Copy out the records so that each line matches the original.

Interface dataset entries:
------------------------------------------------------------

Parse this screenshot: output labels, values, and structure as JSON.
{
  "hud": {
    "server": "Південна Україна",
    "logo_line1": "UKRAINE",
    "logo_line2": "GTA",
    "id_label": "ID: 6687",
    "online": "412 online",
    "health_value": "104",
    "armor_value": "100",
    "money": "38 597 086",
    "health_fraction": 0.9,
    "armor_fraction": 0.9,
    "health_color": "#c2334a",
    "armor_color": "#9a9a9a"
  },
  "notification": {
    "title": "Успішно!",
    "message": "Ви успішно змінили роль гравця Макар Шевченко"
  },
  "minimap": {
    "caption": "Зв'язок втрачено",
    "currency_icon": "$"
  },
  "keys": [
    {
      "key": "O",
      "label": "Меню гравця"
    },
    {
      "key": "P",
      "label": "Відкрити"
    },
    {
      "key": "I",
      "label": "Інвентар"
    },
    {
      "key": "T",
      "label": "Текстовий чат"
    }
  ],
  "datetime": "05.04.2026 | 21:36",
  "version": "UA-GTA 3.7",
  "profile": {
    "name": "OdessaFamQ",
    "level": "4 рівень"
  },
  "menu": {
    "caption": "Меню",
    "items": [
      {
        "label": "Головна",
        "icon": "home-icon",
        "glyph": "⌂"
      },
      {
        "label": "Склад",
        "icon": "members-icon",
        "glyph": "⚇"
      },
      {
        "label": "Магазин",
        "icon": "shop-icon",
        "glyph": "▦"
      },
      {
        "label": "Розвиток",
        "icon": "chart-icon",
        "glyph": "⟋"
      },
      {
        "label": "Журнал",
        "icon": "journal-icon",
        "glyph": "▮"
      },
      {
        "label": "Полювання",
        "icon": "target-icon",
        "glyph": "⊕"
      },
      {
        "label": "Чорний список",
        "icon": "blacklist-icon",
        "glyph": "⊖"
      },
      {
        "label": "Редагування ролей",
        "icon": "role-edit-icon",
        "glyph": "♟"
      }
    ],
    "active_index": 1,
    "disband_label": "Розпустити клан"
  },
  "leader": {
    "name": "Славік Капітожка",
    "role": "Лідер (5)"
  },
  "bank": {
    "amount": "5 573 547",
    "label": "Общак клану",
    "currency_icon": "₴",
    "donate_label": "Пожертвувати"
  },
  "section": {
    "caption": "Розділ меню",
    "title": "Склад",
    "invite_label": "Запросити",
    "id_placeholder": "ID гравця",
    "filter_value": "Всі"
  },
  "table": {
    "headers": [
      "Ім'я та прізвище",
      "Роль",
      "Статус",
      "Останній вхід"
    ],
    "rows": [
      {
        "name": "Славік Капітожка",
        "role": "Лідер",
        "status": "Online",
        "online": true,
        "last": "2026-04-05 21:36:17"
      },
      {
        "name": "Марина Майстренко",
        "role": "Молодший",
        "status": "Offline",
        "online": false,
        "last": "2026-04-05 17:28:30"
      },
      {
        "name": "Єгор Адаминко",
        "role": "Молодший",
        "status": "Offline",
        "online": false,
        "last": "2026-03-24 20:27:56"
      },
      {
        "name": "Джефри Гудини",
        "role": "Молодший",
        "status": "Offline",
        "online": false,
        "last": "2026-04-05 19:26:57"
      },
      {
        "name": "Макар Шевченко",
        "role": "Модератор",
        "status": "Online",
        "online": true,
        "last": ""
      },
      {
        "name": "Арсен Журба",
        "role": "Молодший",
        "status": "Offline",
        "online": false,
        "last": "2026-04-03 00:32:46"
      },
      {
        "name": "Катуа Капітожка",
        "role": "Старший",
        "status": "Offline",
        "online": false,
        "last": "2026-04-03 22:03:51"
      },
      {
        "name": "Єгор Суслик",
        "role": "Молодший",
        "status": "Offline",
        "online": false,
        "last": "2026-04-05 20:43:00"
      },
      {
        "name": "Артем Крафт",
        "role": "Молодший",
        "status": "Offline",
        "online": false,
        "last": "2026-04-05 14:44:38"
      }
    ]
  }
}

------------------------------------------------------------

RESULT OF THE EXERCISE:
Parse this screenshot: output labels, values, and structure as JSON.
{
  "hud": {
    "server": "Південна Україна",
    "logo_line1": "UKRAINE",
    "logo_line2": "GTA",
    "id_label": "ID: 6687",
    "online": "412 online",
    "health_value": "104",
    "armor_value": "100",
    "money": "38 597 086",
    "health_fraction": 0.9,
    "armor_fraction": 0.9,
    "health_color": "#c2334a",
    "armor_color": "#9a9a9a"
  },
  "notification": {
    "title": "Успішно!",
    "message": "Ви успішно змінили роль гравця Макар Шевченко"
  },
  "minimap": {
    "caption": "Зв'язок втрачено",
    "currency_icon": "$"
  },
  "keys": [
    {
      "key": "O",
      "label": "Меню гравця"
    },
    {
      "key": "P",
      "label": "Відкрити"
    },
    {
      "key": "I",
      "label": "Інвентар"
    },
    {
      "key": "T",
      "label": "Текстовий чат"
    }
  ],
  "datetime": "05.04.2026 | 21:36",
  "version": "UA-GTA 3.7",
  "profile": {
    "name": "OdessaFamQ",
    "level": "4 рівень"
  },
  "menu": {
    "caption": "Меню",
    "items": [
      {
        "label": "Головна",
        "icon": "home-icon",
        "glyph": "⌂"
      },
      {
        "label": "Склад",
        "icon": "members-icon",
        "glyph": "⚇"
      },
      {
        "label": "Магазин",
        "icon": "shop-icon",
        "glyph": "▦"
      },
      {
        "label": "Розвиток",
        "icon": "chart-icon",
        "glyph": "⟋"
      },
      {
        "label": "Журнал",
        "icon": "journal-icon",
        "glyph": "▮"
      },
      {
        "label": "Полювання",
        "icon": "target-icon",
        "glyph": "⊕"
      },
      {
        "label": "Чорний список",
        "icon": "blacklist-icon",
        "glyph": "⊖"
      },
      {
        "label": "Редагування ролей",
        "icon": "role-edit-icon",
        "glyph": "♟"
      }
    ],
    "active_index": 1,
    "disband_label": "Розпустити клан"
  },
  "leader": {
    "name": "Славік Капітожка",
    "role": "Лідер (5)"
  },
  "bank": {
    "amount": "5 573 547",
    "label": "Общак клану",
    "currency_icon": "₴",
    "donate_label": "Пожертвувати"
  },
  "section": {
    "caption": "Розділ меню",
    "title": "Склад",
    "invite_label": "Запросити",
    "id_placeholder": "ID гравця",
    "filter_value": "Всі"
  },
  "table": {
    "headers": [
      "Ім'я та прізвище",
      "Роль",
      "Статус",
      "Останній вхід"
    ],
    "rows": [
      {
        "name": "Славік Капітожка",
        "role": "Лідер",
        "status": "Online",
        "online": true,
        "last": "2026-04-05 21:36:17"
      },
      {
        "name": "Марина Майстренко",
        "role": "Молодший",
        "status": "Offline",
        "online": false,
        "last": "2026-04-05 17:28:30"
      },
      {
        "name": "Єгор Адаминко",
        "role": "Молодший",
        "status": "Offline",
        "online": false,
        "last": "2026-03-24 20:27:56"
      },
      {
        "name": "Джефри Гудини",
        "role": "Молодший",
        "status": "Offline",
        "online": false,
        "last": "2026-04-05 19:26:57"
      },
      {
        "name": "Макар Шевченко",
        "role": "Модератор",
        "status": "Online",
        "online": true,
        "last": ""
      },
      {
        "name": "Арсен Журба",
        "role": "Молодший",
        "status": "Offline",
        "online": false,
        "last": "2026-04-03 00:32:46"
      },
      {
        "name": "Катуа Капітожка",
        "role": "Старший",
        "status": "Offline",
        "online": false,
        "last": "2026-04-03 22:03:51"
      },
      {
        "name": "Єгор Суслик",
        "role": "Молодший",
        "status": "Offline",
        "online": false,
        "last": "2026-04-05 20:43:00"
      },
      {
        "name": "Артем Крафт",
        "role": "Молодший",
        "status": "Offline",
        "online": false,
        "last": "2026-04-05 14:44:38"
      }
    ]
  }
}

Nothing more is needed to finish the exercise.